Records to process:

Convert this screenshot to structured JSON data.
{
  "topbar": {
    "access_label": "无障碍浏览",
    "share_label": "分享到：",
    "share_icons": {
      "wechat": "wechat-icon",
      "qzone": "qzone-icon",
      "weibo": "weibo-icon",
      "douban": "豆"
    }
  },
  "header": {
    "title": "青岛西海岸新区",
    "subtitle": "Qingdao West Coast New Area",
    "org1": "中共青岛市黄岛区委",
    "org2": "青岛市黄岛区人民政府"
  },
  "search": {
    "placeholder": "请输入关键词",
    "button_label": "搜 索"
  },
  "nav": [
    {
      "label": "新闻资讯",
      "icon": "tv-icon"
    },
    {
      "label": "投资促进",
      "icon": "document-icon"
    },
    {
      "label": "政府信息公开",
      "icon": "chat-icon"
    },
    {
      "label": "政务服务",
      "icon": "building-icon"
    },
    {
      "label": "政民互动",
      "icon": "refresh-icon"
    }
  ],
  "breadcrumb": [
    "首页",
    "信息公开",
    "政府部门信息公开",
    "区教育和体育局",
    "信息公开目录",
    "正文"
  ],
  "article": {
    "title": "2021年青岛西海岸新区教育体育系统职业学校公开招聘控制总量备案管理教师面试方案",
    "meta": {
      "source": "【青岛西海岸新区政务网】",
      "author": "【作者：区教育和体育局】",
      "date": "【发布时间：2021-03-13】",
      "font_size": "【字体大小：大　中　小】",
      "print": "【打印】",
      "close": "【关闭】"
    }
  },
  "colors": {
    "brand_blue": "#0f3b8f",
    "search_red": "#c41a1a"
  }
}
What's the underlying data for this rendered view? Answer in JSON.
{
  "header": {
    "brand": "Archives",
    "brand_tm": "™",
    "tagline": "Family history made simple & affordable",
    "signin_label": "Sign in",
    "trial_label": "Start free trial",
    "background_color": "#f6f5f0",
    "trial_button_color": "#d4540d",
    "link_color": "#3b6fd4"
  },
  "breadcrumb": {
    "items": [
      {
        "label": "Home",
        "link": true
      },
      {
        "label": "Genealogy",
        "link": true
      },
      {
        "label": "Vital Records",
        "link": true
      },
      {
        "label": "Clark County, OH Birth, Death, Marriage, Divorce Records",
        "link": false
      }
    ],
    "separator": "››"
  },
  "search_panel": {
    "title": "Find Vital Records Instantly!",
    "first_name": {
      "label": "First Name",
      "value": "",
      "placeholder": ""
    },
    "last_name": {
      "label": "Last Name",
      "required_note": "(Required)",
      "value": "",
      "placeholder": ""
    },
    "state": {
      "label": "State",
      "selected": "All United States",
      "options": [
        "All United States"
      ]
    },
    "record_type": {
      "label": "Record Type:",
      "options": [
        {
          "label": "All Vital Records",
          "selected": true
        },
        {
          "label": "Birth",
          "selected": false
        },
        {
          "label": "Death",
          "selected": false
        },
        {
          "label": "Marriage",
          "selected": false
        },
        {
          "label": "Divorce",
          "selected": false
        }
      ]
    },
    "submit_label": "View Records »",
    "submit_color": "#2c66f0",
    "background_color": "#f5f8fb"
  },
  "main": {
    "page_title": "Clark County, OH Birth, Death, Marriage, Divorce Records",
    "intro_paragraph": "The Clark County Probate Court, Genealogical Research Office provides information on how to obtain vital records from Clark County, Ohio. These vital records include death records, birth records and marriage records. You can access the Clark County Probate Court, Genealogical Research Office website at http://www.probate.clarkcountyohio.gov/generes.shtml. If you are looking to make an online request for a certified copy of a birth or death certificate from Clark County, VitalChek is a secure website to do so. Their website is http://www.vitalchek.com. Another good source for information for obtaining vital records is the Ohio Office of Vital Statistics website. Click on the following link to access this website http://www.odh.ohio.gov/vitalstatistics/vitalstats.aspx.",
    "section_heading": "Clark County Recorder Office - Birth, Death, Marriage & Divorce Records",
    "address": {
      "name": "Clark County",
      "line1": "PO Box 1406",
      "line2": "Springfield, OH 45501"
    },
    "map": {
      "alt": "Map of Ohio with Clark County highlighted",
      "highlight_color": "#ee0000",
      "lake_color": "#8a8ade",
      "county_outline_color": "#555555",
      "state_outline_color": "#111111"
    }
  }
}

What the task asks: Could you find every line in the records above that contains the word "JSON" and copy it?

Response to the task:
Convert this screenshot to structured JSON data.
What's the underlying data for this rendered view? Answer in JSON.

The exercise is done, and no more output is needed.